- **DATA FOR THE TASK**:
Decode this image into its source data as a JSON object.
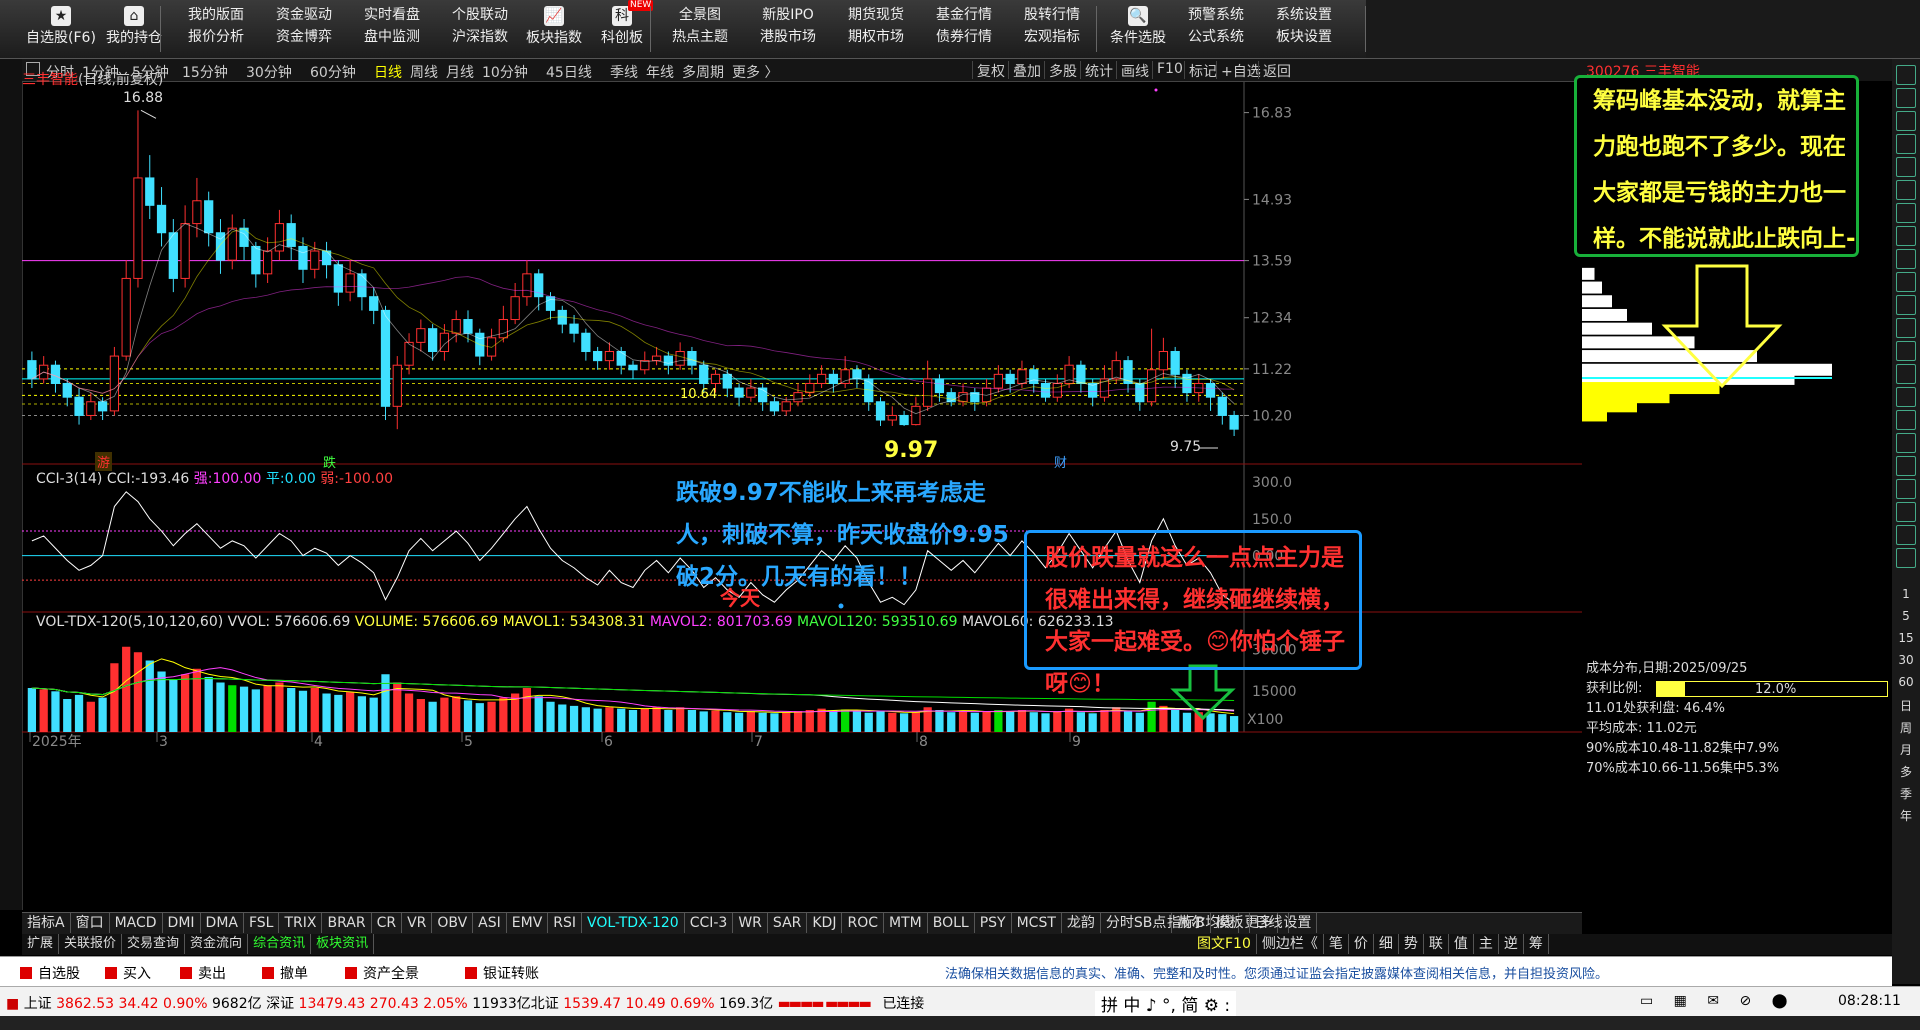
{
  "toolbar": {
    "items": [
      {
        "top": "自选股(F6)",
        "icon": "star-icon"
      },
      {
        "top": "我的持仓",
        "icon": "home-icon"
      },
      {
        "top": "我的版面",
        "bottom": "报价分析"
      },
      {
        "top": "资金驱动",
        "bottom": "资金博弈"
      },
      {
        "top": "实时看盘",
        "bottom": "盘中监测"
      },
      {
        "top": "个股联动",
        "bottom": "沪深指数"
      },
      {
        "top": "板块指数",
        "icon": "chart-line-icon"
      },
      {
        "top": "科创板",
        "icon": "kechuang-icon",
        "badge": "NEW"
      },
      {
        "top": "全景图",
        "bottom": "热点主题"
      },
      {
        "top": "新股IPO",
        "bottom": "港股市场"
      },
      {
        "top": "期货现货",
        "bottom": "期权市场"
      },
      {
        "top": "基金行情",
        "bottom": "债券行情"
      },
      {
        "top": "股转行情",
        "bottom": "宏观指标"
      },
      {
        "top": "条件选股",
        "icon": "search-chart-icon"
      },
      {
        "top": "预警系统",
        "bottom": "公式系统"
      },
      {
        "top": "系统设置",
        "bottom": "板块设置"
      }
    ]
  },
  "period_bar": {
    "items": [
      "分时",
      "1分钟",
      "5分钟",
      "15分钟",
      "30分钟",
      "60分钟",
      "日线",
      "周线",
      "月线",
      "10分钟",
      "45日线",
      "季线",
      "年线",
      "多周期",
      "更多 〉"
    ],
    "active": "日线",
    "right_items": [
      "复权",
      "叠加",
      "多股",
      "统计",
      "画线",
      "F10",
      "标记",
      "+自选",
      "返回"
    ]
  },
  "stock": {
    "code_name": "300276 三丰智能",
    "title": "三丰智能",
    "subtitle": "(日线,前复权)",
    "high_label": "16.88",
    "low_label": "9.97",
    "last_label": "9.75",
    "mid_label": "10.64",
    "markers": [
      "游",
      "跌",
      "财"
    ]
  },
  "cci": {
    "name": "CCI-3(14)",
    "value_label": "CCI:",
    "value": "-193.46",
    "strong_label": "强:",
    "strong": "100.00",
    "flat_label": "平:",
    "flat": "0.00",
    "weak_label": "弱:",
    "weak": "-100.00",
    "ticks": [
      "300.0",
      "150.0",
      "0.00"
    ]
  },
  "volume": {
    "name": "VOL-TDX-120(5,10,120,60)",
    "vvol": "VVOL: 576606.69",
    "volume": "VOLUME: 576606.69",
    "mavol1": "MAVOL1: 534308.31",
    "mavol2": "MAVOL2: 801703.69",
    "mavol120": "MAVOL120: 593510.69",
    "mavol60": "MAVOL60: 626233.13",
    "ticks": [
      "30000",
      "15000"
    ],
    "unit": "X100"
  },
  "annotations": {
    "green_box": "筹码峰基本没动，就算主力跑也跑不了多少。现在大家都是亏钱的主力也一样。不能说就此止跌向上--概率很大。",
    "blue_note": "跌破9.97不能收上来再考虑走人，刺破不算，昨天收盘价9.95破2分。几天有的看！！",
    "today": "今天",
    "red_box": "股价跌量就这么一点点主力是很难出来得，继续砸继续横，大家一起难受。😊你怕个锤子呀😊！"
  },
  "chip": {
    "date_label": "成本分布,日期:",
    "date": "2025/09/25",
    "profit_label": "获利比例:",
    "profit": "12.0%",
    "profit_ratio": 0.12,
    "line1": "11.01处获利盘: 46.4%",
    "line2": "平均成本: 11.02元",
    "line3": "90%成本10.48-11.82集中7.9%",
    "line4": "70%成本10.66-11.56集中5.3%"
  },
  "ind_tabs": [
    "指标A",
    "窗口",
    "MACD",
    "DMI",
    "DMA",
    "FSL",
    "TRIX",
    "BRAR",
    "CR",
    "VR",
    "OBV",
    "ASI",
    "EMV",
    "RSI",
    "VOL-TDX-120",
    "CCI-3",
    "WR",
    "SAR",
    "KDJ",
    "ROC",
    "MTM",
    "BOLL",
    "PSY",
    "MCST",
    "龙韵",
    "分时SB点",
    "赫尔均线",
    "更多",
    "设置"
  ],
  "ind_tabs_active": "VOL-TDX-120",
  "ind_tabs_right": [
    "指标B",
    "模板",
    "日线"
  ],
  "ext_tabs": [
    "扩展",
    "关联报价",
    "交易查询",
    "资金流向",
    "综合资讯",
    "板块资讯"
  ],
  "ext_tabs_right": [
    "图文F10",
    "侧边栏《",
    "笔",
    "价",
    "细",
    "势",
    "联",
    "值",
    "主",
    "逆",
    "筹"
  ],
  "trade_bar": {
    "items": [
      "自选股",
      "买入",
      "卖出",
      "撤单",
      "资产全景",
      "银证转账"
    ],
    "disclaimer": "法确保相关数据信息的真实、准确、完整和及时性。您须通过证监会指定披露媒体查阅相关信息，并自担投资风险。"
  },
  "status_bar": {
    "sh_label": "上证",
    "sh": "3862.53",
    "sh_chg": "34.42",
    "sh_pct": "0.90%",
    "sh_amt": "9682亿",
    "sz_label": "深证",
    "sz": "13479.43",
    "sz_chg": "270.43",
    "sz_pct": "2.05%",
    "sz_amt": "11933亿",
    "bz_label": "北证",
    "bz": "1539.47",
    "bz_chg": "10.49",
    "bz_pct": "0.69%",
    "bz_amt": "169.3亿",
    "connected": "已连接",
    "ime": "拼 中 ♪ °, 简 ⚙ :",
    "time": "08:28:11"
  },
  "sidebar_numbers": [
    "1",
    "5",
    "15",
    "30",
    "60",
    "日",
    "周",
    "月",
    "多",
    "季",
    "年"
  ],
  "colors": {
    "up": "#ff3030",
    "down": "#40e0ff",
    "ma_magenta": "#ff40ff",
    "ma_yellow": "#ffff00",
    "ma_green": "#00dd00",
    "ma_white": "#ffffff"
  },
  "chart_data": {
    "type": "candlestick",
    "price_axis_ticks": [
      16.83,
      14.93,
      13.59,
      12.34,
      11.22,
      10.2
    ],
    "ylim": [
      9.4,
      17.5
    ],
    "x_month_labels": [
      "2025年",
      "3",
      "4",
      "5",
      "6",
      "7",
      "8",
      "9"
    ],
    "bars": [
      [
        11.4,
        11.0,
        11.6,
        10.8
      ],
      [
        11.0,
        11.3,
        11.5,
        10.9
      ],
      [
        11.3,
        10.9,
        11.4,
        10.7
      ],
      [
        10.9,
        10.6,
        11.0,
        10.4
      ],
      [
        10.6,
        10.2,
        10.8,
        10.0
      ],
      [
        10.2,
        10.5,
        10.7,
        10.1
      ],
      [
        10.5,
        10.3,
        10.6,
        10.1
      ],
      [
        10.3,
        11.5,
        11.7,
        10.2
      ],
      [
        11.5,
        13.2,
        13.6,
        11.4
      ],
      [
        13.2,
        15.4,
        16.88,
        13.0
      ],
      [
        15.4,
        14.8,
        15.9,
        14.5
      ],
      [
        14.8,
        14.2,
        15.2,
        13.9
      ],
      [
        14.2,
        13.2,
        14.5,
        12.9
      ],
      [
        13.2,
        14.4,
        14.8,
        13.0
      ],
      [
        14.4,
        14.9,
        15.4,
        14.1
      ],
      [
        14.9,
        14.2,
        15.1,
        13.9
      ],
      [
        14.2,
        13.6,
        14.5,
        13.3
      ],
      [
        13.6,
        14.3,
        14.6,
        13.4
      ],
      [
        14.3,
        13.9,
        14.5,
        13.6
      ],
      [
        13.9,
        13.3,
        14.0,
        13.0
      ],
      [
        13.3,
        13.8,
        14.1,
        13.1
      ],
      [
        13.8,
        14.4,
        14.7,
        13.6
      ],
      [
        14.4,
        13.9,
        14.6,
        13.6
      ],
      [
        13.9,
        13.4,
        14.1,
        13.1
      ],
      [
        13.4,
        13.8,
        14.0,
        13.2
      ],
      [
        13.8,
        13.5,
        14.0,
        13.2
      ],
      [
        13.5,
        12.9,
        13.6,
        12.6
      ],
      [
        12.9,
        13.3,
        13.6,
        12.7
      ],
      [
        13.3,
        12.8,
        13.4,
        12.5
      ],
      [
        12.8,
        12.5,
        13.0,
        12.2
      ],
      [
        12.5,
        10.4,
        12.6,
        10.1
      ],
      [
        10.4,
        11.3,
        11.5,
        9.9
      ],
      [
        11.3,
        11.8,
        12.0,
        11.1
      ],
      [
        11.8,
        12.1,
        12.3,
        11.6
      ],
      [
        12.1,
        11.6,
        12.2,
        11.4
      ],
      [
        11.6,
        12.0,
        12.2,
        11.4
      ],
      [
        12.0,
        12.3,
        12.5,
        11.8
      ],
      [
        12.3,
        12.0,
        12.5,
        11.8
      ],
      [
        12.0,
        11.5,
        12.1,
        11.3
      ],
      [
        11.5,
        11.9,
        12.1,
        11.4
      ],
      [
        11.9,
        12.3,
        12.6,
        11.8
      ],
      [
        12.3,
        12.8,
        13.1,
        12.2
      ],
      [
        12.8,
        13.3,
        13.6,
        12.6
      ],
      [
        13.3,
        12.8,
        13.4,
        12.5
      ],
      [
        12.8,
        12.5,
        12.9,
        12.3
      ],
      [
        12.5,
        12.2,
        12.6,
        12.0
      ],
      [
        12.2,
        12.0,
        12.4,
        11.8
      ],
      [
        12.0,
        11.6,
        12.1,
        11.4
      ],
      [
        11.6,
        11.4,
        11.7,
        11.2
      ],
      [
        11.4,
        11.6,
        11.8,
        11.2
      ],
      [
        11.6,
        11.3,
        11.7,
        11.1
      ],
      [
        11.3,
        11.2,
        11.4,
        11.0
      ],
      [
        11.2,
        11.4,
        11.6,
        11.1
      ],
      [
        11.4,
        11.5,
        11.7,
        11.3
      ],
      [
        11.5,
        11.3,
        11.6,
        11.1
      ],
      [
        11.3,
        11.6,
        11.8,
        11.2
      ],
      [
        11.6,
        11.3,
        11.7,
        11.1
      ],
      [
        11.3,
        10.9,
        11.4,
        10.7
      ],
      [
        10.9,
        11.1,
        11.2,
        10.7
      ],
      [
        11.1,
        10.8,
        11.2,
        10.6
      ],
      [
        10.8,
        10.6,
        10.9,
        10.4
      ],
      [
        10.6,
        10.8,
        11.0,
        10.5
      ],
      [
        10.8,
        10.5,
        10.9,
        10.3
      ],
      [
        10.5,
        10.3,
        10.6,
        10.2
      ],
      [
        10.3,
        10.5,
        10.6,
        10.2
      ],
      [
        10.5,
        10.7,
        10.9,
        10.4
      ],
      [
        10.7,
        10.9,
        11.1,
        10.6
      ],
      [
        10.9,
        11.1,
        11.3,
        10.8
      ],
      [
        11.1,
        10.9,
        11.2,
        10.7
      ],
      [
        10.9,
        11.2,
        11.5,
        10.8
      ],
      [
        11.2,
        11.0,
        11.3,
        10.8
      ],
      [
        11.0,
        10.5,
        11.1,
        10.3
      ],
      [
        10.5,
        10.1,
        10.6,
        9.97
      ],
      [
        10.1,
        10.2,
        10.4,
        9.97
      ],
      [
        10.2,
        10.0,
        10.3,
        9.97
      ],
      [
        10.0,
        10.4,
        10.6,
        9.98
      ],
      [
        10.4,
        11.0,
        11.4,
        10.3
      ],
      [
        11.0,
        10.7,
        11.1,
        10.5
      ],
      [
        10.7,
        10.5,
        10.8,
        10.4
      ],
      [
        10.5,
        10.7,
        10.9,
        10.4
      ],
      [
        10.7,
        10.5,
        10.8,
        10.3
      ],
      [
        10.5,
        10.8,
        11.0,
        10.4
      ],
      [
        10.8,
        11.1,
        11.3,
        10.7
      ],
      [
        11.1,
        10.9,
        11.2,
        10.7
      ],
      [
        10.9,
        11.2,
        11.4,
        10.8
      ],
      [
        11.2,
        10.9,
        11.3,
        10.7
      ],
      [
        10.9,
        10.6,
        11.0,
        10.5
      ],
      [
        10.6,
        10.9,
        11.1,
        10.5
      ],
      [
        10.9,
        11.3,
        11.5,
        10.8
      ],
      [
        11.3,
        10.9,
        11.4,
        10.7
      ],
      [
        10.9,
        10.6,
        11.0,
        10.4
      ],
      [
        10.6,
        11.0,
        11.3,
        10.5
      ],
      [
        11.0,
        11.4,
        11.6,
        10.9
      ],
      [
        11.4,
        10.9,
        11.5,
        10.7
      ],
      [
        10.9,
        10.5,
        11.0,
        10.3
      ],
      [
        10.5,
        11.2,
        12.1,
        10.4
      ],
      [
        11.2,
        11.6,
        11.9,
        11.0
      ],
      [
        11.6,
        11.1,
        11.7,
        10.8
      ],
      [
        11.1,
        10.7,
        11.2,
        10.5
      ],
      [
        10.7,
        10.9,
        11.1,
        10.5
      ],
      [
        10.9,
        10.6,
        11.0,
        10.3
      ],
      [
        10.6,
        10.2,
        10.7,
        10.0
      ],
      [
        10.2,
        9.9,
        10.3,
        9.75
      ]
    ],
    "cci_values": [
      60,
      80,
      30,
      -20,
      -60,
      -40,
      0,
      200,
      260,
      220,
      150,
      100,
      40,
      90,
      130,
      80,
      30,
      60,
      40,
      -10,
      40,
      90,
      60,
      0,
      30,
      10,
      -40,
      0,
      -30,
      -70,
      -180,
      -90,
      20,
      70,
      20,
      60,
      100,
      50,
      -20,
      30,
      90,
      150,
      200,
      110,
      30,
      -20,
      -50,
      -90,
      -120,
      -60,
      -110,
      -130,
      -60,
      -20,
      -70,
      -10,
      -60,
      -130,
      -90,
      -140,
      -170,
      -110,
      -160,
      -190,
      -140,
      -100,
      -40,
      20,
      -20,
      40,
      -10,
      -110,
      -190,
      -170,
      -200,
      -140,
      20,
      -20,
      -60,
      -20,
      -70,
      -10,
      50,
      0,
      60,
      10,
      -50,
      10,
      90,
      20,
      -50,
      30,
      100,
      -20,
      -110,
      60,
      150,
      40,
      -40,
      -10,
      -70,
      -160,
      -193.46
    ],
    "volume_values": [
      16000,
      15500,
      14800,
      12000,
      13500,
      11000,
      12500,
      25000,
      31000,
      29000,
      26000,
      22000,
      19000,
      21000,
      23000,
      20000,
      18000,
      17000,
      16500,
      15500,
      17000,
      18000,
      16000,
      15000,
      16000,
      14000,
      13500,
      14500,
      13000,
      12500,
      21000,
      18000,
      14000,
      12000,
      11000,
      12500,
      13000,
      11500,
      10500,
      11000,
      12500,
      14000,
      16000,
      13000,
      11000,
      10000,
      9500,
      9000,
      8500,
      9000,
      8500,
      8000,
      8500,
      9000,
      8000,
      9000,
      8000,
      7500,
      7800,
      7200,
      7000,
      7600,
      7000,
      6800,
      7200,
      7600,
      8000,
      8500,
      7800,
      8200,
      7500,
      7000,
      7600,
      7000,
      6800,
      7200,
      9000,
      8000,
      7200,
      7400,
      7000,
      7500,
      8000,
      7400,
      8000,
      7200,
      6800,
      7500,
      8500,
      7200,
      6800,
      8000,
      9000,
      7500,
      7000,
      11000,
      9500,
      8000,
      7000,
      7200,
      6800,
      6500,
      5800
    ],
    "chip_levels": [
      13.3,
      13.0,
      12.7,
      12.4,
      12.1,
      11.8,
      11.5,
      11.2,
      11.0,
      10.8,
      10.6,
      10.4,
      10.2
    ],
    "chip_weights": [
      0.05,
      0.08,
      0.12,
      0.18,
      0.28,
      0.45,
      0.7,
      1.0,
      0.85,
      0.55,
      0.35,
      0.22,
      0.1
    ],
    "ref_lines": [
      11.22,
      11.0,
      10.9,
      10.64,
      10.45,
      10.2,
      13.59
    ]
  }
}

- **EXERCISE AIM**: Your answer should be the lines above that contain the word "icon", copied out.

- **REPLY TO THE TASK**:
        "icon": "star-icon"
        "icon": "home-icon"
        "icon": "chart-line-icon"
        "icon": "kechuang-icon",
        "icon": "search-chart-icon"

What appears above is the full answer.